The tangled diplomacy between the US and Britain had one major war scare before. In late 1861–62, two Confederate envoys, Mason and Slidell, were taken off the British ship Trent by the US Navy as they were on their way to London and Paris to seek European intervention. War hysteria gripped Britain, and Prime Minister Lord Palmerston ordered troop deployment to Canada in anticipation of conflict. In any case, the British strategy hinged on their overwhelming naval force. Provoking the secession of Maine was also discussed, as well as plans to bombard and burn Boston and New York. The latter was considered by the Admiralty “the true heart of US commerce . . . to strike her would be to paralyze all the limbs.” Tensions were eased, but not eliminated, when Mason and Slidell were released.
The private secretary to Ambassador Adams, his son Henry, had the impression that Lord Russell was determined to break up the Union. The British ruling class actually sympathized with the North’s intention of freeing the slaves. But President Abraham Lincoln initially shelved that idea to keep the border states in the Union. He thus lost support of the aristocracy. All the while, Britain felt that a divided US was in the British interest, making her North American possessions more secure. She was officially neutral, but it was a neutrality that masked an unmistakable hostility.
In October 1862, an ultimatum was issued to North and South to end the war or face “more resolute action” from the British. Whether that meant military action is unclear, but the implication was the ultimate survival of the Confederacy as a sovereign nation. France, meanwhile, was mirroring Britain’s hostile neutrality. Napoleon III had designs on Mexico, and a weak US would give her a free hand in America.
Union morale was therefore at its lowest ebb in 1863, despite the victories at Gettysburg and Vicksburg. In the midst of the Laird rams crisis, rescue came from an unlikely source—Tsarist Russia.
At this time, Russia was also facing its own insurrection from her subject Poles, who were supported by Britain and France. Facing the same hostile coalition brought the governments of Lincoln and Tsar Alexander II together.
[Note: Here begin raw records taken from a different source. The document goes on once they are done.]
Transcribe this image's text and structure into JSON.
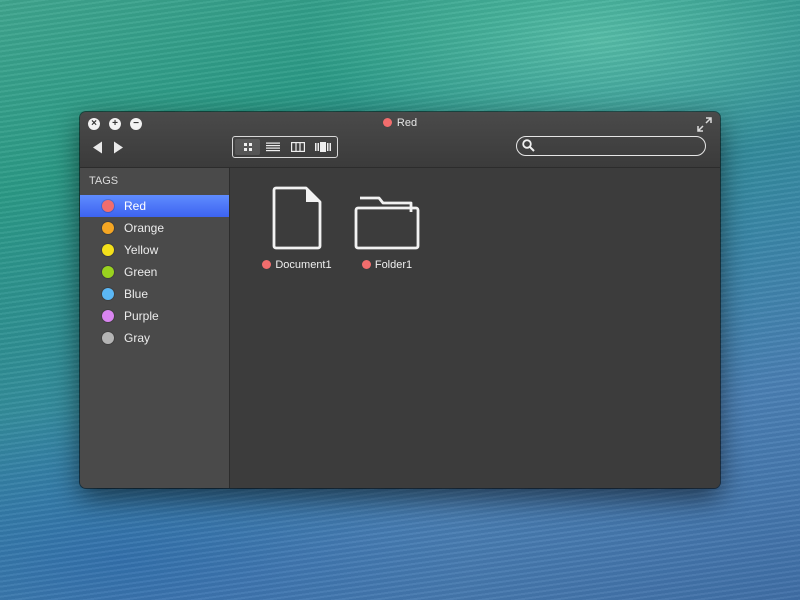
{
  "window": {
    "title": "Red",
    "title_tag_color": "#f26d6d",
    "controls": [
      "close-icon",
      "plus-icon",
      "minus-icon"
    ]
  },
  "toolbar": {
    "back_icon": "chevron-left-icon",
    "forward_icon": "chevron-right-icon",
    "view_modes": [
      "icon-view",
      "list-view",
      "column-view",
      "cover-flow-view"
    ],
    "active_view": "icon-view",
    "search": {
      "value": "",
      "placeholder": ""
    }
  },
  "sidebar": {
    "heading": "TAGS",
    "selected_color": "#4a72f5",
    "items": [
      {
        "label": "Red",
        "color": "#f26d6d",
        "selected": true
      },
      {
        "label": "Orange",
        "color": "#f5a623",
        "selected": false
      },
      {
        "label": "Yellow",
        "color": "#f3e01a",
        "selected": false
      },
      {
        "label": "Green",
        "color": "#9ad21f",
        "selected": false
      },
      {
        "label": "Blue",
        "color": "#5bb7f5",
        "selected": false
      },
      {
        "label": "Purple",
        "color": "#d985f0",
        "selected": false
      },
      {
        "label": "Gray",
        "color": "#b4b4b4",
        "selected": false
      }
    ]
  },
  "content": {
    "files": [
      {
        "name": "Document1",
        "icon": "document-icon",
        "tag_color": "#f26d6d"
      },
      {
        "name": "Folder1",
        "icon": "folder-icon",
        "tag_color": "#f26d6d"
      }
    ]
  }
}
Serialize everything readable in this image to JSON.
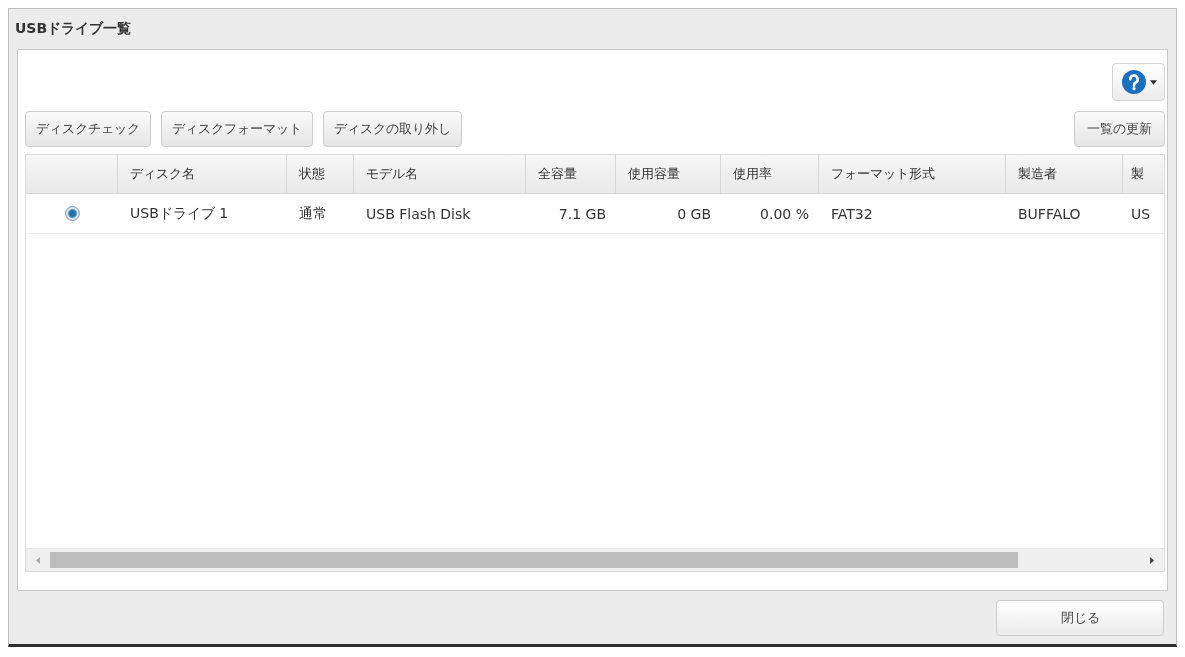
{
  "dialog": {
    "title": "USBドライブ一覧"
  },
  "toolbar": {
    "buttons": [
      "ディスクチェック",
      "ディスクフォーマット",
      "ディスクの取り外し"
    ],
    "refresh_button": "一覧の更新"
  },
  "table": {
    "columns": [
      {
        "label": "ディスク名",
        "kind": "text"
      },
      {
        "label": "状態",
        "kind": "text"
      },
      {
        "label": "モデル名",
        "kind": "text"
      },
      {
        "label": "全容量",
        "kind": "number"
      },
      {
        "label": "使用容量",
        "kind": "number"
      },
      {
        "label": "使用率",
        "kind": "number"
      },
      {
        "label": "フォーマット形式",
        "kind": "text"
      },
      {
        "label": "製造者",
        "kind": "text"
      },
      {
        "label": "製",
        "kind": "text"
      }
    ],
    "rows": [
      {
        "selected": true,
        "cells": [
          "USBドライブ 1",
          "通常",
          "USB Flash Disk",
          "7.1 GB",
          "0 GB",
          "0.00 %",
          "FAT32",
          "BUFFALO",
          "US"
        ]
      }
    ]
  },
  "footer": {
    "close_button": "閉じる"
  }
}
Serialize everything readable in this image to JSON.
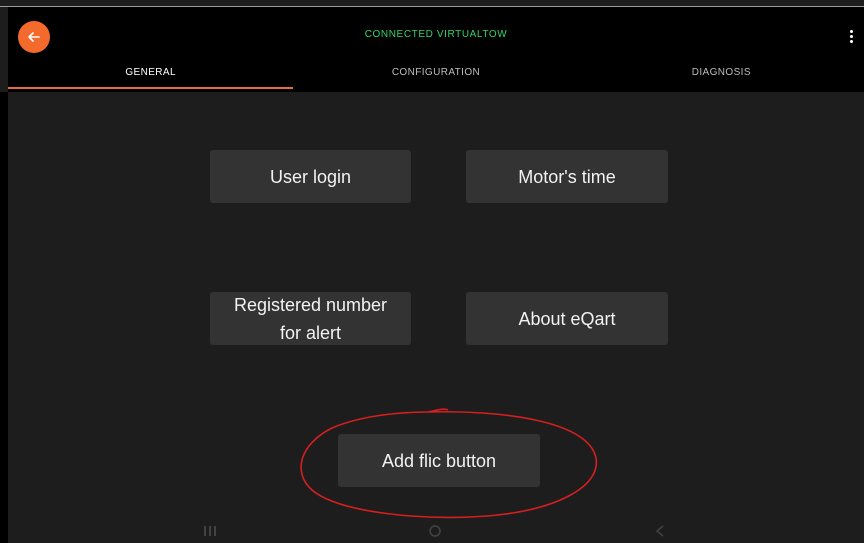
{
  "header": {
    "title": "CONNECTED VIRTUALTOW",
    "back_icon": "arrow-left-icon",
    "menu_icon": "more-vertical-icon",
    "accent_color": "#f36a2c",
    "title_color": "#2fd46b"
  },
  "tabs": [
    {
      "label": "GENERAL",
      "active": true
    },
    {
      "label": "CONFIGURATION",
      "active": false
    },
    {
      "label": "DIAGNOSIS",
      "active": false
    }
  ],
  "buttons": {
    "user_login": "User login",
    "motors_time": "Motor's time",
    "registered_number": "Registered number for alert",
    "about": "About eQart",
    "add_flic": "Add flic button"
  },
  "annotation": {
    "color": "#d61f1f"
  },
  "navbar": {
    "icons": [
      "recent-apps-icon",
      "home-icon",
      "back-nav-icon"
    ]
  }
}
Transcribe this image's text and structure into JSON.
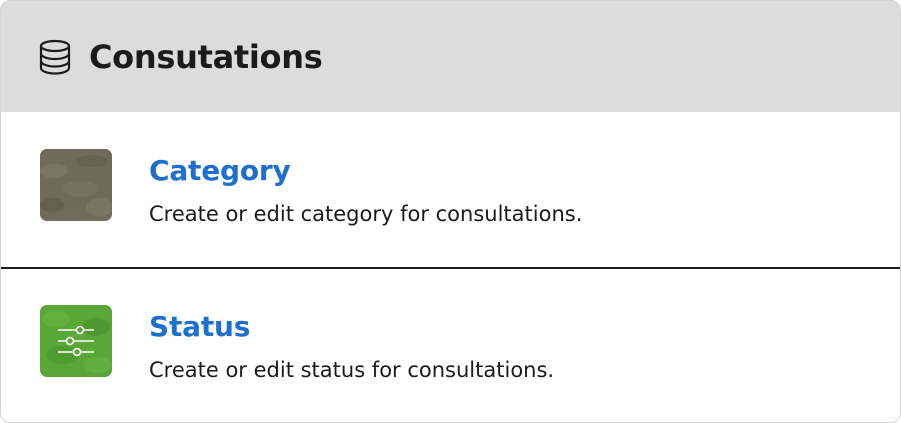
{
  "header": {
    "icon": "database-icon",
    "title": "Consutations"
  },
  "items": [
    {
      "icon": "category-thumbnail",
      "title": "Category",
      "description": "Create or edit category for consultations.",
      "color": "#6f6a5a"
    },
    {
      "icon": "sliders-icon",
      "title": "Status",
      "description": "Create or edit status for consultations.",
      "color": "#5aa637"
    }
  ],
  "colors": {
    "header_bg": "#dcdcdc",
    "link": "#1f6fd1",
    "text": "#1b1b1b"
  }
}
Alexander had also freed the Russian serfs and thus sympathized with the Union cause. On September 1863, the Russian Baltic Fleet arrived in New York and the Far East Fleet in San Francisco.
The real reason Russia sent her fleet to the US might be self-serving: She didn’t want it bottled up in case the threatened war with Britain over Poland erupted. But its presence was nonetheless salvation for the Union in its hour of desperation. “God bless the Russians!” exulted Secretary of the Navy Gideon Welles. After the war, Oliver Wendell Holmes hailed Alexander “who was our friend when the world was our foe.” The Russians showed themselves willing to fight for the US. When the Confederate cruiser Shenandoah prepared to attack San Francisco, the Russian admiral gave orders to defend the city in the absence of Union warships.
The British realized that with Russia on the US side, the cost of military intervention would be too high. Besides, the Union victories of 1863 signaled that the Confederacy was a losing cause. Had the British attacked, it might have meant a world war in which the US and Russia, allied perhaps with Prussia and Italy, would face Britain and France supported by Spain or Austria. The First World War exploding in the 1860s was a distinct possibility.
Fortunately, Britain and France backed down before the Russian presence. The Laird rams never made it into Confederate hands, and the Union was saved.
Show Me The Proof
Featured image credit: Punch, 1863
“U.S. Civil War: The US-Russian Alliance that Saved the Union,” by Webster G. Tarpley
“The Bilateral Effect of the Visit of the Russian Fleet in 1863,” by Tom Delahaye
“The US/Russian Alliance during the Civil War,” by Craig L. Barry
The History Buff’s Guide to the Civil War, by Thomas R. Flagel